With the amount of power that these machines had and with the use of the volatile nitro methane as its fuel, it were a dangerous ride.
It was common to find drivers soaked in hot oil after a run if the engine had any damage. A fireball from the engine meant the driver was sitting in flames and any parts that came off the engine ended up in the cockpit as well.
In 1970, Garlits was involved in an accident that took part of his foot. His transmission exploded splitting the car in two, right by his feet. The injury forced Garlits to miss the rest of the season.
While healing he decided to take a chance at perfecting the rear engine design. Others had made attempts at a rear engine dragster but none were successful enough for anyone to fully adopt. At the Winternationals, the first event of the 1971 season, Garlits debuted his rear engine design.
He won that first race and two of out the first three he entered with the new dragster. In the one race he didn’t win he still had a runner-up finish. The success, performance and safety of the design changed the class forever. By the end of 1972, the front engine dragster was basically extinct for competitive competition.

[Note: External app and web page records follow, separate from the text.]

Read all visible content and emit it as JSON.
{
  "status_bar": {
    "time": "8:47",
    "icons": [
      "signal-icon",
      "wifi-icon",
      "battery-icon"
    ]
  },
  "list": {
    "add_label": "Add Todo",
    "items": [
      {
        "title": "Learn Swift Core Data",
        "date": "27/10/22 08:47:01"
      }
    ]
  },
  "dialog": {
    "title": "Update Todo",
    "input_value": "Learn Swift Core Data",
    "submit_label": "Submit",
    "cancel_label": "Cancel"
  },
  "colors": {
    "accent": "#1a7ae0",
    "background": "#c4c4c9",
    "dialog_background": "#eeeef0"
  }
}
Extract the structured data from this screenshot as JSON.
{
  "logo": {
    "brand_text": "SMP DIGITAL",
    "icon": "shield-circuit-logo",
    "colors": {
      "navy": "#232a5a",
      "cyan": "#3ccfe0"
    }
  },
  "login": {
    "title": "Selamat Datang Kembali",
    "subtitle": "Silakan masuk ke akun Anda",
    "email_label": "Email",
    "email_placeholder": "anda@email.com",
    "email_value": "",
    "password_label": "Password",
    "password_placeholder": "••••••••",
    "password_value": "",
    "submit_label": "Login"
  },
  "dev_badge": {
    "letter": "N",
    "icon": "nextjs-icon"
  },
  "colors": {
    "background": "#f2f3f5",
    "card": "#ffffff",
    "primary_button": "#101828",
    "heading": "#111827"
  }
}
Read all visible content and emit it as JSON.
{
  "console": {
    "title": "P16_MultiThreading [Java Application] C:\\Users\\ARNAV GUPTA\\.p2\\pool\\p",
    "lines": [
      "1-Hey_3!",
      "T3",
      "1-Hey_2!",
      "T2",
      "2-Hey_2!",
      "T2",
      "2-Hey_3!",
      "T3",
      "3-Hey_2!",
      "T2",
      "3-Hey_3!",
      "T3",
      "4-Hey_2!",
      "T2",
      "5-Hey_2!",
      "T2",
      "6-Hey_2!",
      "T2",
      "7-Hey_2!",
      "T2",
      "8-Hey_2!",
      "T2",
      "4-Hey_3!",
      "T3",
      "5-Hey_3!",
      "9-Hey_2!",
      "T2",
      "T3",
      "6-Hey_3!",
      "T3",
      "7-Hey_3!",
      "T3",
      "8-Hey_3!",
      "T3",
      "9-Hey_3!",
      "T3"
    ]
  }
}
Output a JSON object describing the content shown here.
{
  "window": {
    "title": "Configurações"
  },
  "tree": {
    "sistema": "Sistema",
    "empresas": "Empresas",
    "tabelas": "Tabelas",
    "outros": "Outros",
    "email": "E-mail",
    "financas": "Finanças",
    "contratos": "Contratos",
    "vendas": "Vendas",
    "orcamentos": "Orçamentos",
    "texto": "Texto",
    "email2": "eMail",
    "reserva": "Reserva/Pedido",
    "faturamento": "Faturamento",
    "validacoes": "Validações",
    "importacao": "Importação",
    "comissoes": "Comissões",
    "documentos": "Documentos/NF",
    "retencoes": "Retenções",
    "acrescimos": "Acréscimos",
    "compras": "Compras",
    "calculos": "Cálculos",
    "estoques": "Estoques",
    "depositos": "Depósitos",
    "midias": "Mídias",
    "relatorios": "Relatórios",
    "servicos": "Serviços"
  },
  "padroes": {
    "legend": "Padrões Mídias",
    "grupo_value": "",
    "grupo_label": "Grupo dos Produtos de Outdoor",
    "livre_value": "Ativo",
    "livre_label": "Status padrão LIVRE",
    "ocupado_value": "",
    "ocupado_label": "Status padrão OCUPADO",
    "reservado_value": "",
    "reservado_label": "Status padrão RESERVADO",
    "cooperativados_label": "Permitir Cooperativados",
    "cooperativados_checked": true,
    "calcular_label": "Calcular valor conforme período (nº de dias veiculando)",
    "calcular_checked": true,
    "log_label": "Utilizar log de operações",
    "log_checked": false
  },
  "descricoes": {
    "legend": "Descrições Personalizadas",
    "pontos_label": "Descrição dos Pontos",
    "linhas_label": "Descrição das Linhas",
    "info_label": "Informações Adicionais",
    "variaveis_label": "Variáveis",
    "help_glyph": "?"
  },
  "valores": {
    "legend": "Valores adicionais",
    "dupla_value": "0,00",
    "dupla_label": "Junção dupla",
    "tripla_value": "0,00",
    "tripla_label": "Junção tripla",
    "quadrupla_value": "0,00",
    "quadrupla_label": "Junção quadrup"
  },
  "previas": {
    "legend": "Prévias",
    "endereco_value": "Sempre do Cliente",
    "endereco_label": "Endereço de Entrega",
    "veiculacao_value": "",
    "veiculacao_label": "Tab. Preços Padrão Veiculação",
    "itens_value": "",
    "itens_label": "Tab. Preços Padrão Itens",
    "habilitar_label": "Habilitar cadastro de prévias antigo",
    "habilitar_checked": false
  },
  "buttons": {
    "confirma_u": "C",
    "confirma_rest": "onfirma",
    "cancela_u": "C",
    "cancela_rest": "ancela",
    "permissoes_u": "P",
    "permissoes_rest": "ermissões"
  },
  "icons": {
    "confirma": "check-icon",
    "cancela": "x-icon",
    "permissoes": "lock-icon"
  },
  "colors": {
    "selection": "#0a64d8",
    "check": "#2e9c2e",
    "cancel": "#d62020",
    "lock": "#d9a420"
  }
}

In the end, drag racing comes down to what happens on the track, which is why this moment tops the list.
In 2006 Tony Schumacher trailed Doug Kalitta entering the final race of the season. Schumacher needed Kalitta to lose early in the race in order to have a chance to catch him. When Kalitta made it to the semi-finals before losing, it looked like he had done enough to clinch the championship.
Schumacher not only need to win the race, but he also had to set a record in doing so to earn the 20 bonus points needed to pass Kalitta. Schumacher won his semi-final matchup and faced his teammate Melanie Troxel in the final.
He beat Troxel in the finals but all eyes turned to the scoreboard as he needed to run quicker than 4.437 in order to set the record and win the championship. When his time of 4.428 came up the crowd went wild.
In the greatest gut check, pressure-packed moment in drag racing history, Schumacher and his team had overcome the odds to capture the championship.